James Corden, the British-born TV host and lifelong West Ham United fan, slammed plans for a European soccer Super League competition during his opening monologue of Monday’s “The Late Late Show.”
In his impassioned speech, Corden said he was “heartbroken” and “disgusted” by this new breakaway league, which will bring together 12 founding clubs, including Manchester United, Liverpool, Real Madrid and Barcelona.
“I’m heartbroken because the owners of these teams have displayed the worst kind of greed I have ever seen in sport,” said Corden, who hosted Sky One’s “A League of Their Own” since 2010.
He said the fact that the 12 founding members will have access to the league on a historical basis rather than on merit was detrimental to the core values of soccer.

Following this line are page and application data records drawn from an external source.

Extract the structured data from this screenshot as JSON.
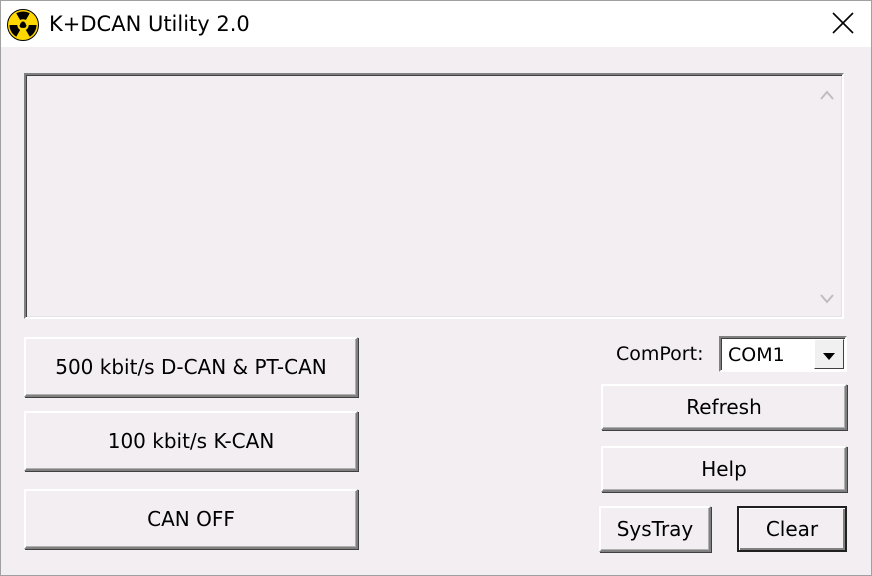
{
  "window": {
    "title": "K+DCAN Utility 2.0",
    "icon": "radiation-icon",
    "close_icon": "close-icon"
  },
  "log": {
    "text": ""
  },
  "buttons": {
    "dcan_ptcan": "500 kbit/s D-CAN & PT-CAN",
    "kcan": "100 kbit/s K-CAN",
    "can_off": "CAN OFF",
    "refresh": "Refresh",
    "help": "Help",
    "systray": "SysTray",
    "clear": "Clear"
  },
  "comport": {
    "label": "ComPort:",
    "selected": "COM1"
  },
  "colors": {
    "icon_yellow": "#ffd800",
    "icon_black": "#000000"
  }
}
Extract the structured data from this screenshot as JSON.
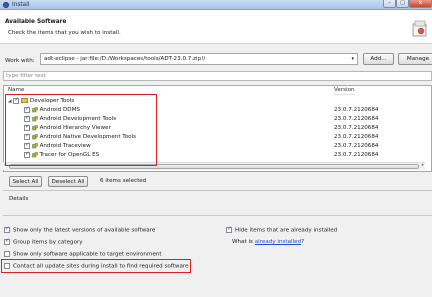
{
  "window": {
    "title": "Install"
  },
  "banner": {
    "title": "Available Software",
    "description": "Check the items that you wish to install."
  },
  "work_with": {
    "label": "Work with:",
    "value": "adt-eclipse - jar:file:/D:/Workspaces/tools/ADT-23.0.7.zip!/",
    "add_label": "Add...",
    "manage_label": "Manage"
  },
  "filter": {
    "placeholder": "type filter text"
  },
  "tree": {
    "headers": {
      "name": "Name",
      "version": "Version"
    },
    "group": {
      "label": "Developer Tools",
      "checked": true
    },
    "items": [
      {
        "label": "Android DDMS",
        "version": "23.0.7.2120684",
        "checked": true
      },
      {
        "label": "Android Development Tools",
        "version": "23.0.7.2120684",
        "checked": true
      },
      {
        "label": "Android Hierarchy Viewer",
        "version": "23.0.7.2120684",
        "checked": true
      },
      {
        "label": "Android Native Development Tools",
        "version": "23.0.7.2120684",
        "checked": true
      },
      {
        "label": "Android Traceview",
        "version": "23.0.7.2120684",
        "checked": true
      },
      {
        "label": "Tracer for OpenGL ES",
        "version": "23.0.7.2120684",
        "checked": true
      }
    ]
  },
  "selection": {
    "select_all": "Select All",
    "deselect_all": "Deselect All",
    "count_text": "6 items selected"
  },
  "details": {
    "label": "Details"
  },
  "options": {
    "latest_versions": {
      "label": "Show only the latest versions of available software",
      "checked": true
    },
    "group_by_category": {
      "label": "Group items by category",
      "checked": true
    },
    "applicable_only": {
      "label": "Show only software applicable to target environment",
      "checked": false
    },
    "contact_sites": {
      "label": "Contact all update sites during install to find required software",
      "checked": false
    },
    "hide_installed": {
      "label": "Hide items that are already installed",
      "checked": true
    },
    "what_is": {
      "prefix": "What is ",
      "link": "already installed",
      "suffix": "?"
    }
  },
  "colors": {
    "annotation": "#e02020",
    "link": "#1f4fd8",
    "titlebar": "#a9c3e6"
  }
}
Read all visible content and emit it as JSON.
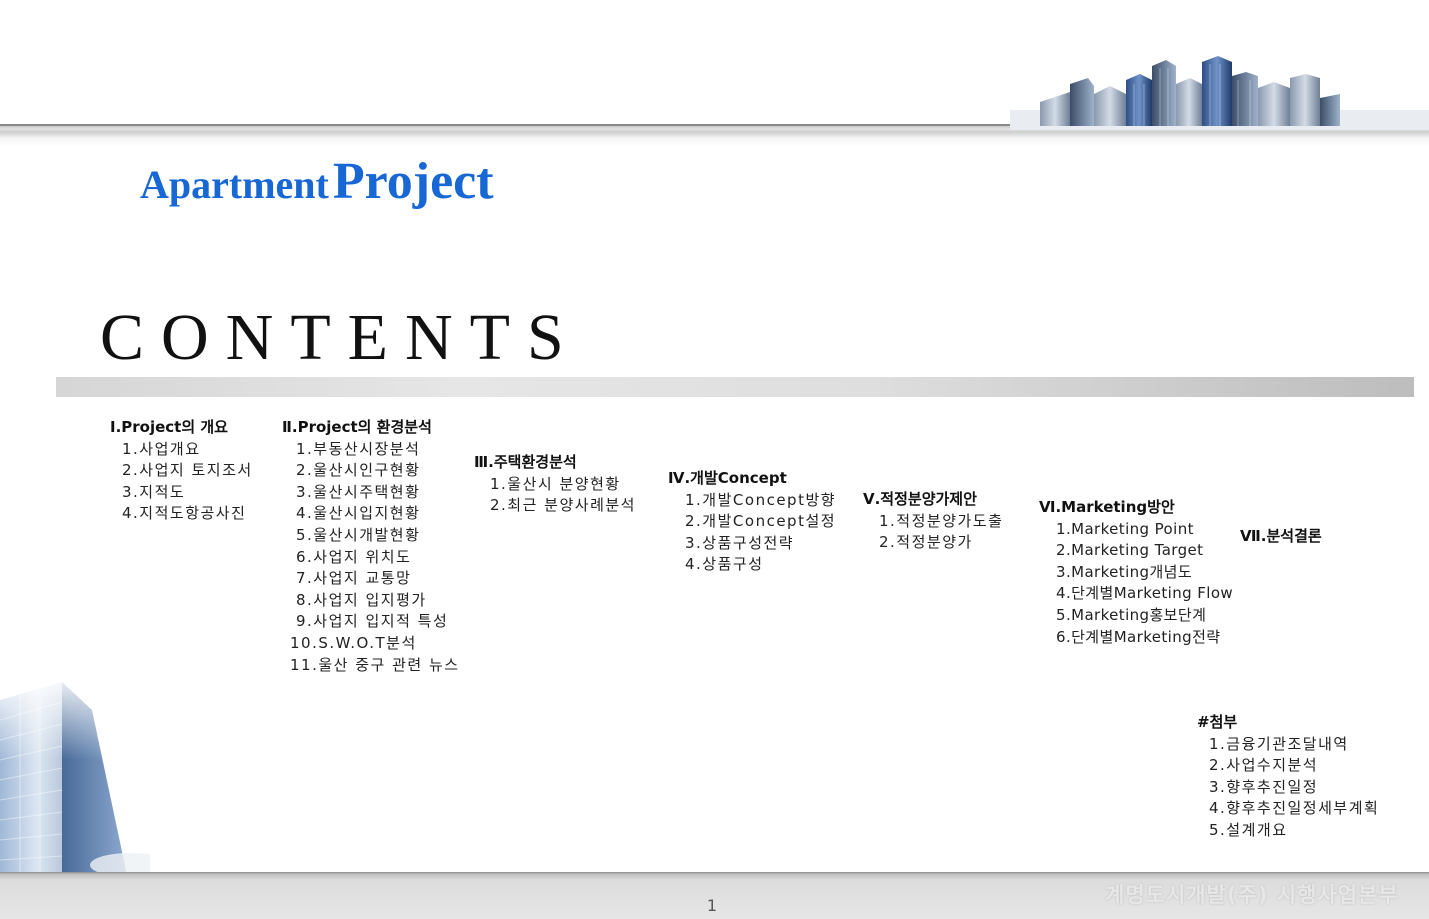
{
  "title": {
    "word1": "Apartment",
    "word2": "Project"
  },
  "heading": "CONTENTS",
  "sections": [
    {
      "title": "Ⅰ.Project의 개요",
      "items": [
        "1.사업개요",
        "2.사업지 토지조서",
        "3.지적도",
        "4.지적도항공사진"
      ]
    },
    {
      "title": "Ⅱ.Project의 환경분석",
      "items": [
        "1.부동산시장분석",
        "2.울산시인구현황",
        "3.울산시주택현황",
        "4.울산시입지현황",
        "5.울산시개발현황",
        "6.사업지 위치도",
        "7.사업지 교통망",
        "8.사업지 입지평가",
        "9.사업지 입지적 특성",
        "10.S.W.O.T분석",
        "11.울산 중구 관련 뉴스"
      ]
    },
    {
      "title": "Ⅲ.주택환경분석",
      "items": [
        "1.울산시 분양현황",
        "2.최근 분양사례분석"
      ]
    },
    {
      "title": "Ⅳ.개발Concept",
      "items": [
        "1.개발Concept방향",
        "2.개발Concept설정",
        "3.상품구성전략",
        "4.상품구성"
      ]
    },
    {
      "title": "Ⅴ.적정분양가제안",
      "items": [
        "1.적정분양가도출",
        "2.적정분양가"
      ]
    },
    {
      "title": "Ⅵ.Marketing방안",
      "items": [
        "1.Marketing Point",
        "2.Marketing Target",
        "3.Marketing개념도",
        "4.단계별Marketing Flow",
        "5.Marketing홍보단계",
        "6.단계별Marketing전략"
      ]
    },
    {
      "title": "Ⅶ.분석결론",
      "items": []
    },
    {
      "title": "#첨부",
      "items": [
        "1.금융기관조달내역",
        "2.사업수지분석",
        "3.향후추진일정",
        "4.향후추진일정세부계획",
        "5.설계개요"
      ]
    }
  ],
  "footer": {
    "page_number": "1",
    "company": "계명도시개발(주) 시행사업본부"
  }
}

“Football is a working-class game where anyone can beat anyone on their day and it’s that that makes it incredible, it’s that that’s made it a global force,” said Corden. “I know that sport is nothing without the fans. We need football to be for everyone. We need football to be fair and we need competitions based on merit.”
He said the League is being set up to serve the interest of a “group of billionaires” so that they can “buy themselves a bigger boat or a second boat.”

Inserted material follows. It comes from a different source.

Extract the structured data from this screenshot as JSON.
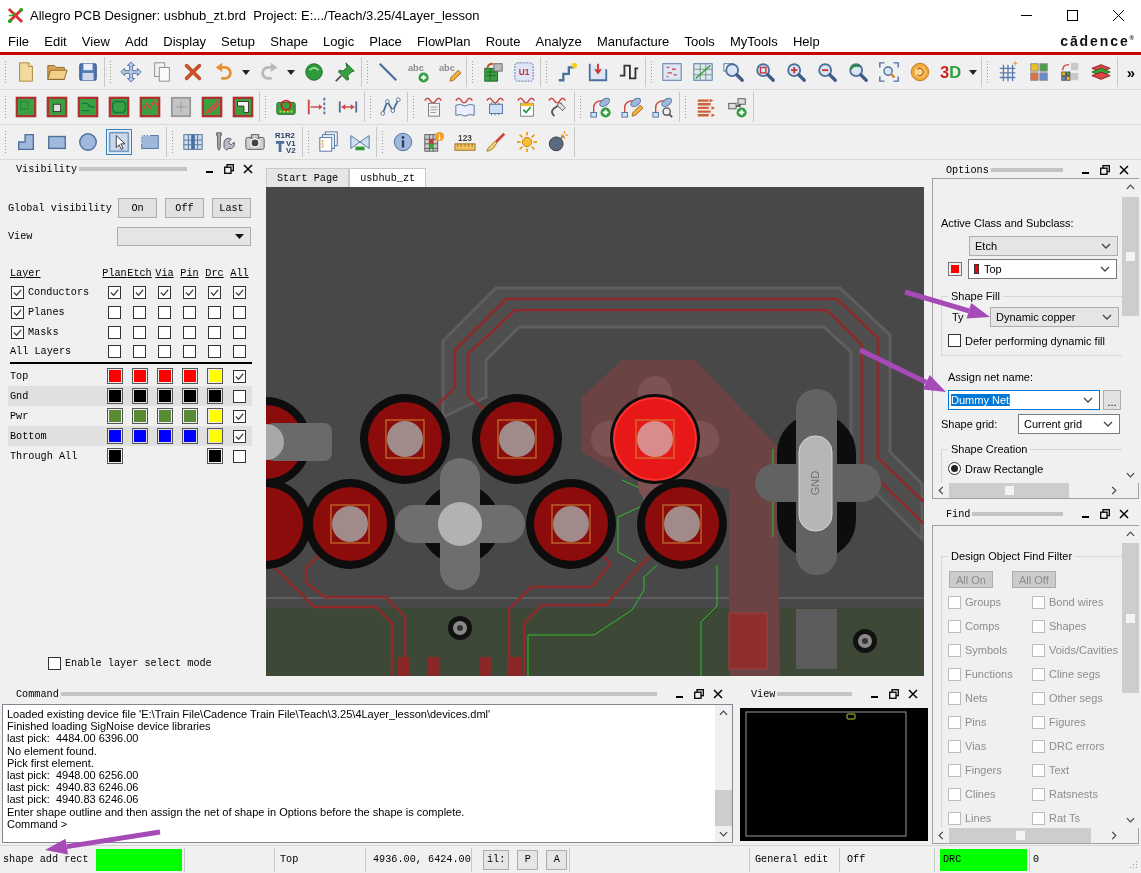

Corden is one of the many personalities to have condemned the Super League, along with ex-footballers, fans and politicians.

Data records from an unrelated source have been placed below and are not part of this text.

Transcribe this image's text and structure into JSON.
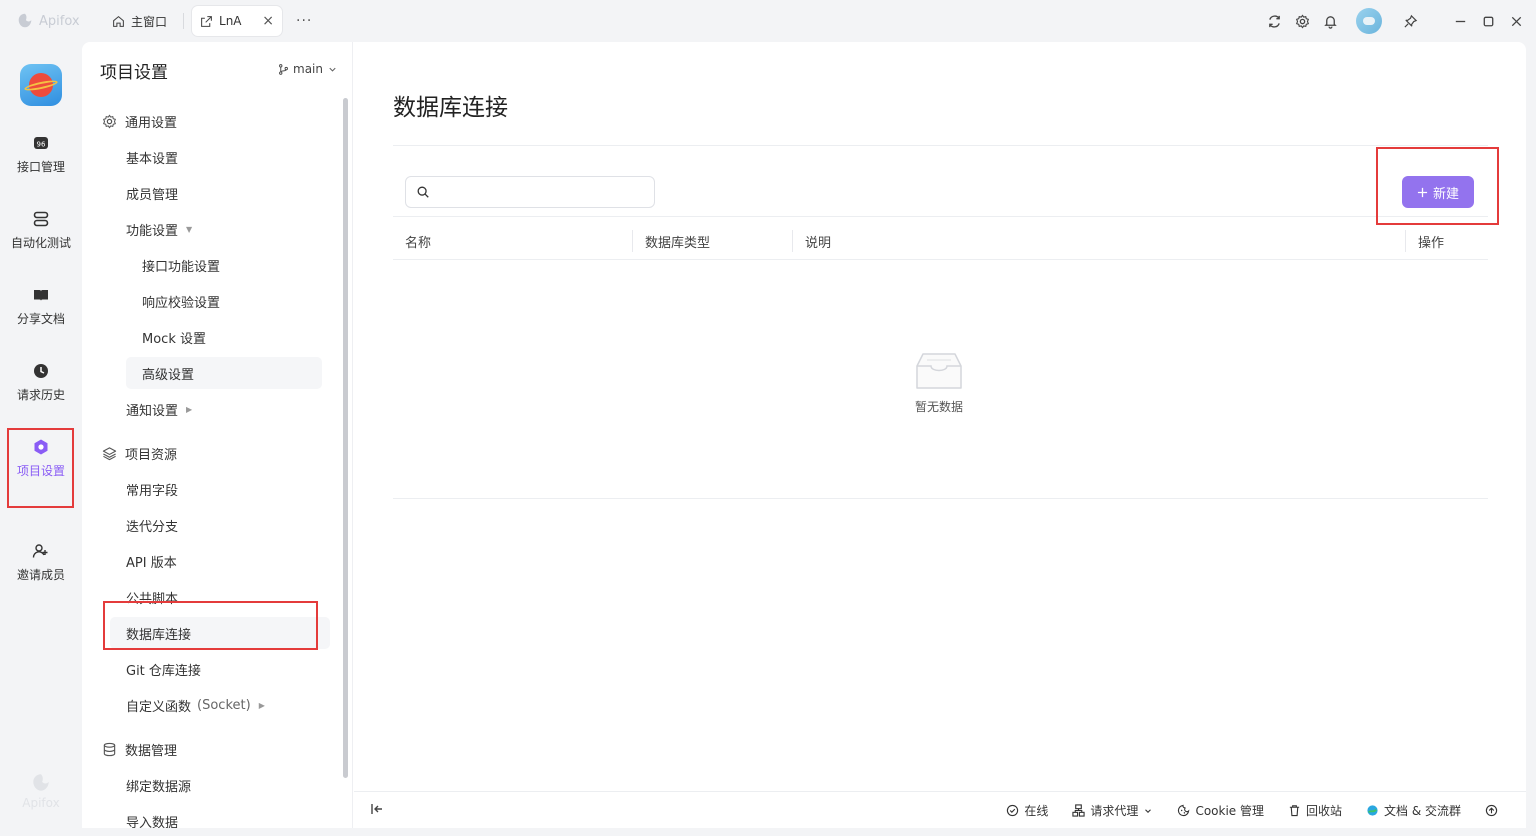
{
  "titlebar": {
    "brand": "Apifox",
    "home_tab": "主窗口",
    "active_tab": "LnA",
    "close_glyph": "×",
    "more_glyph": "···",
    "icons": [
      "refresh-icon",
      "settings-icon",
      "bell-icon",
      "avatar",
      "pin-icon",
      "minimize-icon",
      "maximize-icon",
      "close-icon"
    ]
  },
  "leftnav": {
    "items": [
      {
        "label": "接口管理",
        "icon": "api-icon"
      },
      {
        "label": "自动化测试",
        "icon": "automation-icon"
      },
      {
        "label": "分享文档",
        "icon": "book-icon"
      },
      {
        "label": "请求历史",
        "icon": "clock-icon"
      },
      {
        "label": "项目设置",
        "icon": "project-settings-icon",
        "active": true
      },
      {
        "label": "邀请成员",
        "icon": "invite-user-icon"
      }
    ],
    "footer": "Apifox"
  },
  "settings": {
    "title": "项目设置",
    "branch": "main",
    "groups": [
      {
        "label": "通用设置",
        "icon": "gear-icon"
      },
      {
        "label": "项目资源",
        "icon": "layers-icon"
      },
      {
        "label": "数据管理",
        "icon": "database-icon"
      }
    ],
    "items": {
      "basic": "基本设置",
      "members": "成员管理",
      "features": "功能设置",
      "api_features": "接口功能设置",
      "response_validation": "响应校验设置",
      "mock": "Mock 设置",
      "advanced": "高级设置",
      "notifications": "通知设置",
      "common_fields": "常用字段",
      "iteration_branch": "迭代分支",
      "api_version": "API 版本",
      "public_scripts": "公共脚本",
      "db_connection": "数据库连接",
      "git_connection": "Git 仓库连接",
      "custom_functions": "自定义函数",
      "custom_functions_sub": "(Socket)",
      "bind_datasource": "绑定数据源",
      "import_data": "导入数据"
    },
    "arrow_down": "▼",
    "arrow_right": "▶"
  },
  "main": {
    "title": "数据库连接",
    "search": {
      "placeholder": "",
      "value": ""
    },
    "new_button": "新建",
    "columns": [
      "名称",
      "数据库类型",
      "说明",
      "操作"
    ],
    "empty_text": "暂无数据"
  },
  "statusbar": {
    "online": "在线",
    "proxy": "请求代理",
    "cookie": "Cookie 管理",
    "recycle": "回收站",
    "docs": "文档 & 交流群"
  },
  "colors": {
    "accent": "#9373ee",
    "active_nav": "#8a5cf5",
    "annotation": "#e43b3b"
  }
}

Aside from Manchester United, Liverpool, Real Madrid and FC Barcelona, the other founding clubs are AC Milan, Arsenal, Atlético de Madrid, Chelsea, FC Internazionale Milano, Juventus, Manchester City and Tottenham Hotspur. While no German or French clubs have signed up so far, more clubs are expected to join the league before the first season.
When announcing their plans on Sunday night, the Super League said in a statement that the project took shape due to the COVID-19 pandemic which has “accelerated the instability in the existing European football economic model.” The League said it will aim to bring “greater economic growth and support” for European football through “solidarity payments” which will surpass those of current European competition. With live sport suspended for extended periods of time due to the pandemic, many football clubs saw their revenue plummet in the last year.
Meanwhile, the UEFA (Union of European Football Associations), which is the governing body of football in Europe, is firmly against the launch of a Super League and said it “will consider all measures available (…) both judicial and sporting in order to prevent this happening.”
The governing body said the clubs that are part of the Super League “will be banned from playing in any other competition at domestic, European or world level, and their players could be denied the opportunity to represent their national teams.”
Watch Corden’s full speech below.